§ **Exercise aim**:
Word for word, retype the entire listing.

§ **Recorded data**:
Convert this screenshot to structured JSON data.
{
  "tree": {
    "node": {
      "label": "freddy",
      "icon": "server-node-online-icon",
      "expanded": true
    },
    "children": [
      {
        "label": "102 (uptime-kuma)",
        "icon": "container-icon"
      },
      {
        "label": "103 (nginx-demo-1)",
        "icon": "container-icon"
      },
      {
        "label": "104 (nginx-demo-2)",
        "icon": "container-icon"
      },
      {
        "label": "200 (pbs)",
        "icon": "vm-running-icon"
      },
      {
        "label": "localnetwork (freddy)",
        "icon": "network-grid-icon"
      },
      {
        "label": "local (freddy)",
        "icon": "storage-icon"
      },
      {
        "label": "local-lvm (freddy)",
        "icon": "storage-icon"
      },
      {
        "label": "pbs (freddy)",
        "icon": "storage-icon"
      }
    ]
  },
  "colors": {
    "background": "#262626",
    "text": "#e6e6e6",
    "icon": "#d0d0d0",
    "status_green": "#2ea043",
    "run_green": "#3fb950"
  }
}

§ **Output for this task**:
Convert this screenshot to structured JSON data.
{
  "tree": {
    "node": {
      "label": "freddy",
      "icon": "server-node-online-icon",
      "expanded": true
    },
    "children": [
      {
        "label": "102 (uptime-kuma)",
        "icon": "container-icon"
      },
      {
        "label": "103 (nginx-demo-1)",
        "icon": "container-icon"
      },
      {
        "label": "104 (nginx-demo-2)",
        "icon": "container-icon"
      },
      {
        "label": "200 (pbs)",
        "icon": "vm-running-icon"
      },
      {
        "label": "localnetwork (freddy)",
        "icon": "network-grid-icon"
      },
      {
        "label": "local (freddy)",
        "icon": "storage-icon"
      },
      {
        "label": "local-lvm (freddy)",
        "icon": "storage-icon"
      },
      {
        "label": "pbs (freddy)",
        "icon": "storage-icon"
      }
    ]
  },
  "colors": {
    "background": "#262626",
    "text": "#e6e6e6",
    "icon": "#d0d0d0",
    "status_green": "#2ea043",
    "run_green": "#3fb950"
  }
}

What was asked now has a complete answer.